1 August 2016
The Arizmendi Association of Cooperatives was developed in the San Francisco Bay area in California, USA in the 1990’s. Initially this grew out of a study group, as an opportunity to take lessons from the European cooperative networks and to determine what might work for the San Francisco Bay area. The Arizmendi Association included a Development and Support Cooperative which developed multiple worker-owned bakery-pizzeria cooperatives.
By Kaye Grant and Hazel Corcoran, CWCF
Over the past 20 years the Arizmendi Association has facilitated 5 bakery-pizzeria cooperatives in California. This model was focused on replicating The Cheese Board Collective in Berkeley, which had started in the late 1960’s and converted to a worker cooperative in 1971, as a cheese shop and artisanal bakery – pizza enterprise. This successful worker cooperative has developed a community space, and created living wage jobs. The Cheese Board Collective members offered their cooperative model, recipes, organizational structure, start-up funding, and name to become the base on which to build the replication model. This model is focused on assisting these new cooperatives with a number of the identified barriers of other worker cooperatives.
The support and development services provided in the Arizmendi model include site identification, capitalization loans, recruitment and training of new worker-owners, provision of a business plan that can be adapted to the new cooperative, a tested product line using the same recipes, similar name and co-advertising to nearby markets, proven governance structures and shared costs of support services with other members. Development funding for the Arizmendi Association comes from member workplaces who contribute a percentage of their net income as a membership fee. New members receive technical services even if they are not yet contributing profit but as they grow and mature the income to the Association increases, and with it the funds available for development.
Seeing the power in the replication strategy as developed by the Arizmendi Association, the Canadian Worker Cooperatives Federation (CWCF) was interested in bringing this model to Canada. Calgary, Alberta was identified as a good location for this to start. Calgary has traditionally had a strong economy to support the sales of high-end, artisanal baked goods and pizza. Yet food service workers are, as in many places, paid exploitive wages. This is an opportunity to create an approach to create living-wage jobs. Initially this was attempted in 2004 but was not successful at that time; however, the Arizmendi Association is in a better position to provide the support needed from a distance and CWCF has more board support at this time.
The key objectives to this approach by CWCF are to:
• Develop as many dignified, decently-paid (“living wage” or better) work opportunities as possible through the development of new cooperatives
• Create work environments that foster profound personal, as well as, professional growth
• Exhibit excellence in production and serving local communities
• Promote cooperative economic democracy as a sustainable and human option for our society
This second launch (on-going since January 2015) has been more successful, however, not without its challenges. The key members for the Calgary cooperative launch along with a Calgary based cooperative developers and the CWCF Executive Director traveled to visit the San Francisco Bay area to meet the Cheese Board Cooperative and Arizmendi Association Cooperatives.
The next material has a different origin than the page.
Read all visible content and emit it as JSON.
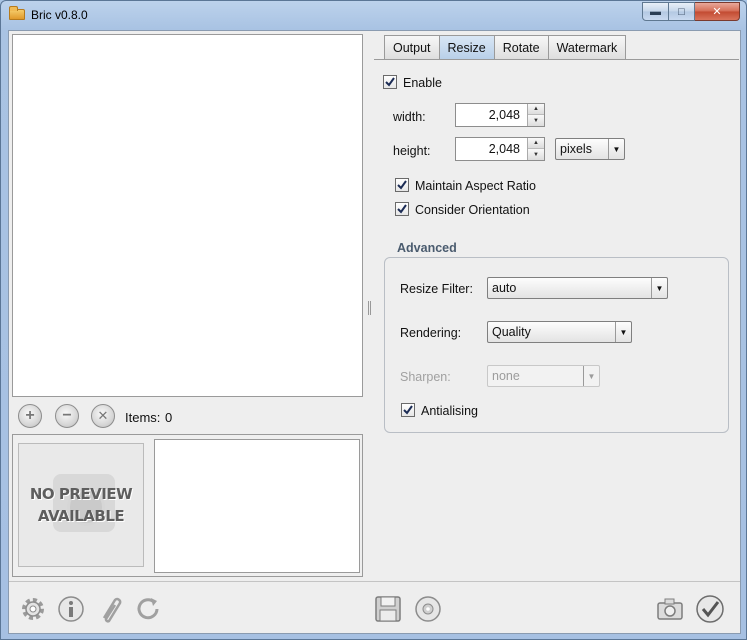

The Grain Exchange Worker Cooperative is the Calgary version looking to replicate the Cheese Board via the Arizmendi Association’s supports and resources. The most significant challenges include assembling the required capital to date, the recruitment of members who are skilled in bakery arts, inhibited by the fact that the cooperative is still in capitalization mode, and the lack of availability of start-up services as provided by the Development and Support Cooperative in California.
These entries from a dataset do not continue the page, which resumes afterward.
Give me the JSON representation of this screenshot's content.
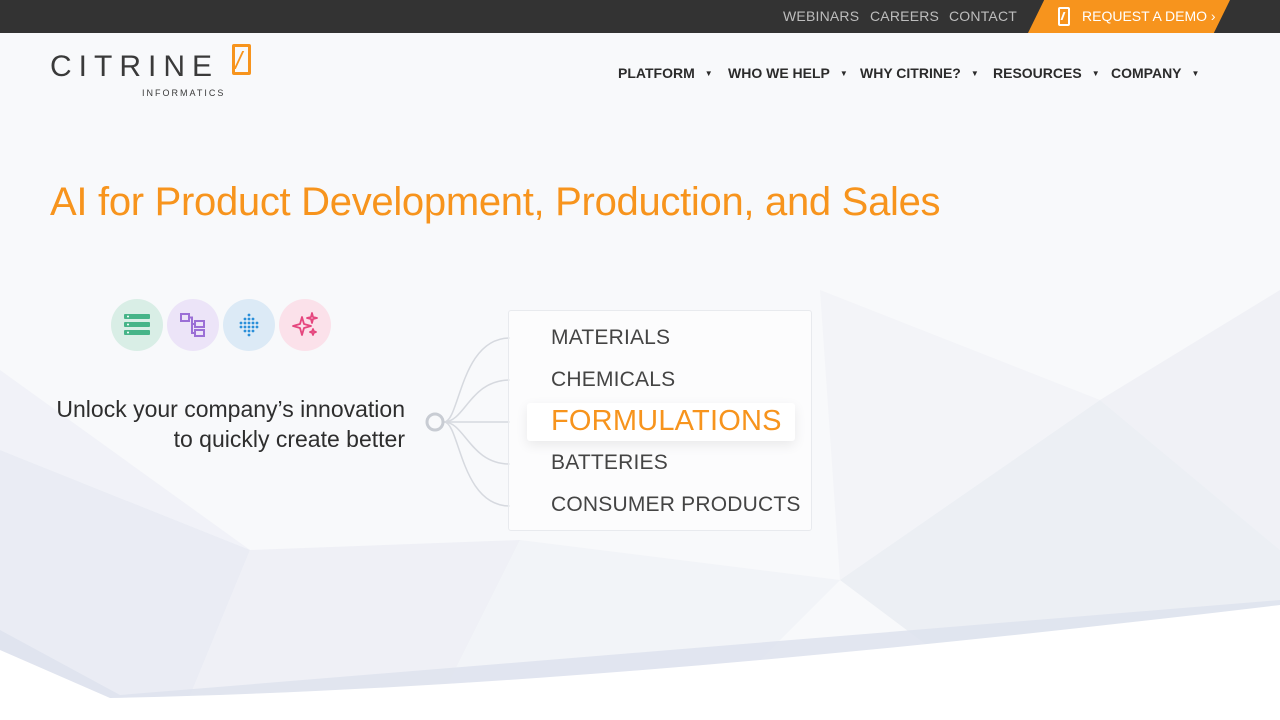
{
  "topbar": {
    "links": [
      "WEBINARS",
      "CAREERS",
      "CONTACT"
    ],
    "demo_label": "REQUEST A DEMO ›"
  },
  "logo": {
    "wordmark": "CITRINE",
    "subtitle": "INFORMATICS"
  },
  "nav": {
    "items": [
      {
        "label": "PLATFORM"
      },
      {
        "label": "WHO WE HELP"
      },
      {
        "label": "WHY CITRINE?"
      },
      {
        "label": "RESOURCES"
      },
      {
        "label": "COMPANY"
      }
    ],
    "caret": "▼"
  },
  "hero": {
    "title": "AI for Product Development, Production, and Sales",
    "tagline_line1": "Unlock your company’s innovation",
    "tagline_line2": "to quickly create better",
    "feature_icons": [
      "database-icon",
      "workflow-icon",
      "dots-grid-icon",
      "sparkles-icon"
    ],
    "categories": [
      "MATERIALS",
      "CHEMICALS",
      "FORMULATIONS",
      "BATTERIES",
      "CONSUMER PRODUCTS"
    ],
    "active_category": "FORMULATIONS"
  },
  "colors": {
    "brand_orange": "#f7941d",
    "topbar_bg": "#333333",
    "text_dark": "#2b2b2b"
  }
}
The support of CWCF and the Arizmendi group has given the Grain Exchange a significant advantage for a similar start-up, however, this has not completely addressed the challenges, particularly those associated with obtaining the required start-up capital. Further the local economy in Calgary has experienced a downturn which also has an effect on the start-up for this new cooperative.
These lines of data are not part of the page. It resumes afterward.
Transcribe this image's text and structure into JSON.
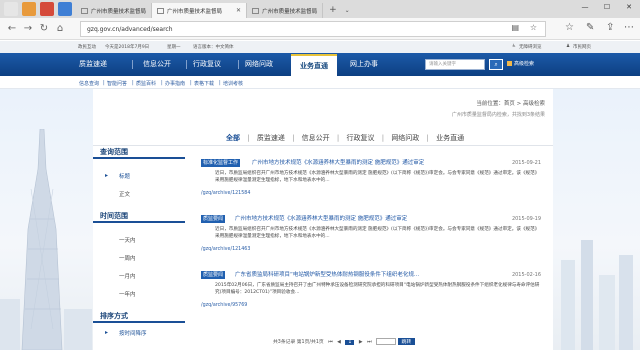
{
  "browser": {
    "tabs": [
      {
        "label": "广州市质量技术监督局",
        "active": false
      },
      {
        "label": "广州市质量技术监督局",
        "active": true
      },
      {
        "label": "广州市质量技术监督局",
        "active": false
      }
    ],
    "url": "gzq.gov.cn/advanced/search"
  },
  "topstrip": {
    "site": "政民互动",
    "date": "今天是2018年7月9日",
    "weekday": "星期一",
    "lang": "语言版本：中文简体",
    "accessible": "无障碍浏览",
    "site_visit": "市民网页"
  },
  "nav": {
    "items": [
      "质监速递",
      "信息公开",
      "行政复议",
      "网络问政",
      "业务直通",
      "网上办事"
    ],
    "search_placeholder": "请输入关键字",
    "advanced": "高级检索"
  },
  "subnav": [
    "信息查询",
    "智能问答",
    "质监百科",
    "办事指南",
    "表格下载",
    "培训考核"
  ],
  "breadcrumb": "当前位置：首页 > 高级检索",
  "crumb_sub": "广州市质量监督局内检索，共找到3条结果",
  "categories": [
    "全部",
    "质监速递",
    "信息公开",
    "行政复议",
    "网络问政",
    "业务直通"
  ],
  "sidebar": {
    "scope_title": "查询范围",
    "scope_items": [
      "标题",
      "正文"
    ],
    "time_title": "时间范围",
    "time_items": [
      "一天内",
      "一周内",
      "一月内",
      "一年内"
    ],
    "sort_title": "排序方式",
    "sort_items": [
      "按时间降序"
    ]
  },
  "results": [
    {
      "badge": "标准化监督工作",
      "title": "广州市地方技术规范《水源涵养林大型暴雨的测定 施肥规范》通过审定",
      "date": "2015-09-21",
      "body": "近日，市质监局组织召开广州市地方技术规范《水源涵养林大型暴雨的测定 施肥规范》(以下简称《规范》)审定会。与会专家同意《规范》通过审定。该《规范》采用施肥规律温量测定生理指标，地下水和地表水中的...",
      "link": "/gzq/archive/121584"
    },
    {
      "badge": "质监要闻",
      "title": "广州市地方技术规范《水源涵养林大型暴雨的测定 施肥规范》通过审定",
      "date": "2015-09-19",
      "body": "近日，市质监局组织召开广州市地方技术规范《水源涵养林大型暴雨的测定 施肥规范》(以下简称《规范》)审定会。与会专家同意《规范》通过审定。该《规范》采用施肥规律温量测定生理指标，地下水和地表水中的...",
      "link": "/gzq/archive/121463"
    },
    {
      "badge": "质监要闻",
      "title": "广东省质监局科研项目“电站锅炉新型受热体耐热钢服役条件下组织老化规...",
      "date": "2015-02-16",
      "body": "2015年02月06日，广东省质监局主持召开了由广州特种承压设备检测研究院承担的科研项目“电站锅炉新型受热体耐热钢服役条件下组织老化规律与寿命评估研究(项目编号：2012CT01)”项目验收会...",
      "link": "/gzq/archive/95769"
    }
  ],
  "pager": {
    "summary": "共3条记录 第1页/共1页",
    "current": "1",
    "go": "跳转"
  }
}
At this point it appears that the cooperative members are committed to pursuing their capital requirements and have the perseverance to continue on that path for a while longer. If this start-up can be successful it offers a key link to opportunities to grow the Worker Cooperative sector in Canada but there is still much work to be done before we get there. If the remaining capital is committed in the near future on favourable terms, this would push the Grain Exchange forward, enabling this cooperative to find more worker-owners, and to launch!